Blood pressure monitoring is a common procedure for community healthcare workers. (Photo: Wikimedia Commons by Netha Hussain)

by Michele Skalicky, KSMU-Ozarks Public Radio

A class at Ozarks Technical Community College prepares students to become community healthcare workers. And those who work in those positions can have a big impact on a person’s health.

Dr. Leigh Williams, Allied Health program director at OTC, said a community healthcare worker is a big umbrella of different positions. They do things like help patients access their medicine, help them get to doctor appointments, they take blood pressure readings, make sure diabetics have annual foot and eye exams and more.

“The goal here is we want to make sure people are staying healthy within their community and not having to be readmitted to the hospital for any chronic conditions,” said Williams.

She mentioned a woman whose tooth pain was so bad she pulled her own tooth because she didn’t think she could afford dental care. She said a community healthcare worker could have helped her to access care.

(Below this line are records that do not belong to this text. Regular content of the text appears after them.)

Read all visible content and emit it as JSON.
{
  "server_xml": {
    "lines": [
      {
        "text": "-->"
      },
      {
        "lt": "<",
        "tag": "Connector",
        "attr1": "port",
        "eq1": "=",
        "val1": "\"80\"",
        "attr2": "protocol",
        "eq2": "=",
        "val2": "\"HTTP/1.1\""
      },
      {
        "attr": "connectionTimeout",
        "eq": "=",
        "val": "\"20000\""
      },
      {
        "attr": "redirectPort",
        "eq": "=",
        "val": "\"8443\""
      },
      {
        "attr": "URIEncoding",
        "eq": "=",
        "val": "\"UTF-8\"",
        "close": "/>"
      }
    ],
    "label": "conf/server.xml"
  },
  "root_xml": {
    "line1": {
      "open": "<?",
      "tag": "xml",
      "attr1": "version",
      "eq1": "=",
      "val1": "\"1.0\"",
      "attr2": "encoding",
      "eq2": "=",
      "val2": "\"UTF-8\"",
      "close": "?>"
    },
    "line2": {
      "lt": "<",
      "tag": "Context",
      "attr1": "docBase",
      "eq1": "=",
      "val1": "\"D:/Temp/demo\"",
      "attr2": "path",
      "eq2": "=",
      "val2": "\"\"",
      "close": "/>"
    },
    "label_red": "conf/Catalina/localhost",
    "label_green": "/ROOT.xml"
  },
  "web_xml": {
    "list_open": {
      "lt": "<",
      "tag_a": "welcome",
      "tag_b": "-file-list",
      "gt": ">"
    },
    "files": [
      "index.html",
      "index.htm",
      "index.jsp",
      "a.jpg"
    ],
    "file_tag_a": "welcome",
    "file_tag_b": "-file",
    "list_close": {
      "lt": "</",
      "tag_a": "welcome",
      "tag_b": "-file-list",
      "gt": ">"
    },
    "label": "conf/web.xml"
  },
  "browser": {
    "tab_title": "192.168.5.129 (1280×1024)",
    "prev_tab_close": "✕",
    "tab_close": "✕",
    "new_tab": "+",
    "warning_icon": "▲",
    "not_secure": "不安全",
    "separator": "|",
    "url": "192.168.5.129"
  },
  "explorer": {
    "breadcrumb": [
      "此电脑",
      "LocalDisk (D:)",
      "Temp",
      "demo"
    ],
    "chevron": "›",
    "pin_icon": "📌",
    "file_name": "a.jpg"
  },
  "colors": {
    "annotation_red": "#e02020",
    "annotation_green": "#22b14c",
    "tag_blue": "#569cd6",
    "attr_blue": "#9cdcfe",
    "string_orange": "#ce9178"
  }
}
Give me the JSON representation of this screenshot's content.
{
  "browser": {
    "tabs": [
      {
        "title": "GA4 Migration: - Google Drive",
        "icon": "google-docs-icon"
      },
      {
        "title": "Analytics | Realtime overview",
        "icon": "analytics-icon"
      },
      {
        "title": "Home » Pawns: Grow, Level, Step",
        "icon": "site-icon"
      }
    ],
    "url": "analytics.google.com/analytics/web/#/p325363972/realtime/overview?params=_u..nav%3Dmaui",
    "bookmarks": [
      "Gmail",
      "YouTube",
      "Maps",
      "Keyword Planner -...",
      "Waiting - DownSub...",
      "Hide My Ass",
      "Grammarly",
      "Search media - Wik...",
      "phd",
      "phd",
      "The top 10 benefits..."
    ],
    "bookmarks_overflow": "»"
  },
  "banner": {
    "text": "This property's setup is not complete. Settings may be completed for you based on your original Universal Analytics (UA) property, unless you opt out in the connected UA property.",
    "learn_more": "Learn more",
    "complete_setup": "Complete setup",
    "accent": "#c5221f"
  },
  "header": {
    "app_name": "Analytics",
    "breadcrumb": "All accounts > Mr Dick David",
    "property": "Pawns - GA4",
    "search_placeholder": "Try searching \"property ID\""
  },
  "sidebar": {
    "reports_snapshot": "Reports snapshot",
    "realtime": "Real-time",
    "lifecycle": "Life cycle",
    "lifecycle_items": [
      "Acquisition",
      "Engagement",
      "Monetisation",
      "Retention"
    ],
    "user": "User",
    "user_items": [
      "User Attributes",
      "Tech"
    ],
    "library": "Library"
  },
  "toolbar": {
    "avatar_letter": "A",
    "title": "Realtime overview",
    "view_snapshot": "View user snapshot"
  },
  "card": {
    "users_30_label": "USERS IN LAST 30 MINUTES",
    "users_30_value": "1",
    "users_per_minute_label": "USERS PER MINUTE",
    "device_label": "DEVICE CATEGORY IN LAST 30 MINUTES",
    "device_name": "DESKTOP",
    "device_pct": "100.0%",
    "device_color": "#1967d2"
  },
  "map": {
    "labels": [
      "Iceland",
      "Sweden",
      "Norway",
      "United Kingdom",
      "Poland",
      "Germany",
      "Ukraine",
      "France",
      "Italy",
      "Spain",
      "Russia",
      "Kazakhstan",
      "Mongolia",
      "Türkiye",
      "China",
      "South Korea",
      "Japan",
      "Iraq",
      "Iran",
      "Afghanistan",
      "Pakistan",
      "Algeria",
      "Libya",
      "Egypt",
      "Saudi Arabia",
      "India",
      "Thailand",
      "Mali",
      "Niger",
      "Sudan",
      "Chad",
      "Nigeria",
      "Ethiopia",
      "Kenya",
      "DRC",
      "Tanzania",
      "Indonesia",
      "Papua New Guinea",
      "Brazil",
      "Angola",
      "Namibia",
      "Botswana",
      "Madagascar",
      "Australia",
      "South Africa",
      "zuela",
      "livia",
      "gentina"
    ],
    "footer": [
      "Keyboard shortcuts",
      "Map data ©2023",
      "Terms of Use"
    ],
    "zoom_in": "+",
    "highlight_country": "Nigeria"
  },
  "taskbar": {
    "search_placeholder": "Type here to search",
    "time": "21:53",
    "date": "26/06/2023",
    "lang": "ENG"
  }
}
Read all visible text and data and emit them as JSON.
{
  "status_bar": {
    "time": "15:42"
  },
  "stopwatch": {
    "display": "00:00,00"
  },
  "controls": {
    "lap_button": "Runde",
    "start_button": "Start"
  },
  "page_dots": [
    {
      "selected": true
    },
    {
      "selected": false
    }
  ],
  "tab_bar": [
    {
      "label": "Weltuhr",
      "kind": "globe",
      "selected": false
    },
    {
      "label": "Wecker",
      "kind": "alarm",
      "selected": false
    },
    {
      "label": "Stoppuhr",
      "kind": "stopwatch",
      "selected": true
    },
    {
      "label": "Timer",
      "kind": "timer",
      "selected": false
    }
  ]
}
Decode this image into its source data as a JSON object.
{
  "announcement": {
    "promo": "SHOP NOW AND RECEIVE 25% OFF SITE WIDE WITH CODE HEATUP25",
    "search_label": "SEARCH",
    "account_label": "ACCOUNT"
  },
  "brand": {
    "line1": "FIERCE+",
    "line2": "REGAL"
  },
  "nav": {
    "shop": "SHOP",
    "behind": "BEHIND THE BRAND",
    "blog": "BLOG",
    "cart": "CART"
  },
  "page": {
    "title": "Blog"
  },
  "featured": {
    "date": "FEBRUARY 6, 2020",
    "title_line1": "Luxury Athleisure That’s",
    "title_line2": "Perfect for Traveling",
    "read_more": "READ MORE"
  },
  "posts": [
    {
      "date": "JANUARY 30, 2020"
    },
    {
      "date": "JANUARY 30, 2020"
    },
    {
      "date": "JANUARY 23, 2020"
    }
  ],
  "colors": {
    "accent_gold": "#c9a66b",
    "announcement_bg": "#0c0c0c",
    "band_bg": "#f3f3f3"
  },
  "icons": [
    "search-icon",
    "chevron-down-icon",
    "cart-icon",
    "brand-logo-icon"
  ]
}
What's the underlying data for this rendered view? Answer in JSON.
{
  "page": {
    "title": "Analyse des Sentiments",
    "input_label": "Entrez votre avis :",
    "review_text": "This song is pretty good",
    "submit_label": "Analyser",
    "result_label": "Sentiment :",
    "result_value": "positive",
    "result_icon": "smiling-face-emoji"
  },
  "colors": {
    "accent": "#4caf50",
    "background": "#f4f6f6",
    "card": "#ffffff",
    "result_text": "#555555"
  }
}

Williams said community healthcare workers are a vital part of the health care team.

They typically work in their own communities at public health departments, hospitals, clinics and more.

And Williams said they’ve been an important piece in the fight against COVID-19 doing things like testing, making sure people know how to get a vaccine and that they’re quarantining when necessary.

“Our health care team is so overrun with exhaustion right now with all the sick people that they’re having to take care of, the community healthcare worker is stepping in and making it, you know, trying to lift some of that heavy load off of our health care providers,” said Williams.

According to the Bureau of Labor Statistics, nationally, the demand for community health care workers will grow by 21% between 2020 and 2030.  

A class got underway in January at OTC in Springfield with the option for rural students to join online. The class meets Wednesdays from 9 to 3:30 for 16 weeks, and students who complete it are ready to find jobs. Students must be at least 18 and have a high school diploma or equivalent. Another class will start up in the fall.

Missouri managed care provider, Healthy Blue, offers a limited number of scholarships each semester. Williams said that’s because the company realizes the benefits community healthcare workers provide.

By having somebody to come in, make sure they’re getting their medications, make sure they understand their medications and preventing those readmissions, that’s saving the insurance company money as well as the hospitals and the patient, so it’s a benefit all around, said Williams.

Find out more about the community healthcare worker class at OTC by calling 417-447-8888 or by emailing

This story is available as part of a collaboration between KSMU Public Radio and the Springfield Daily Citizen. To see the original content, click here.

KSMU-Ozarks Public Radio

KSMU Public Radio shares its content with readers of the Springfield Daily Citizen to enhance local journalism and civic engagement. More by KSMU-Ozarks Public Radio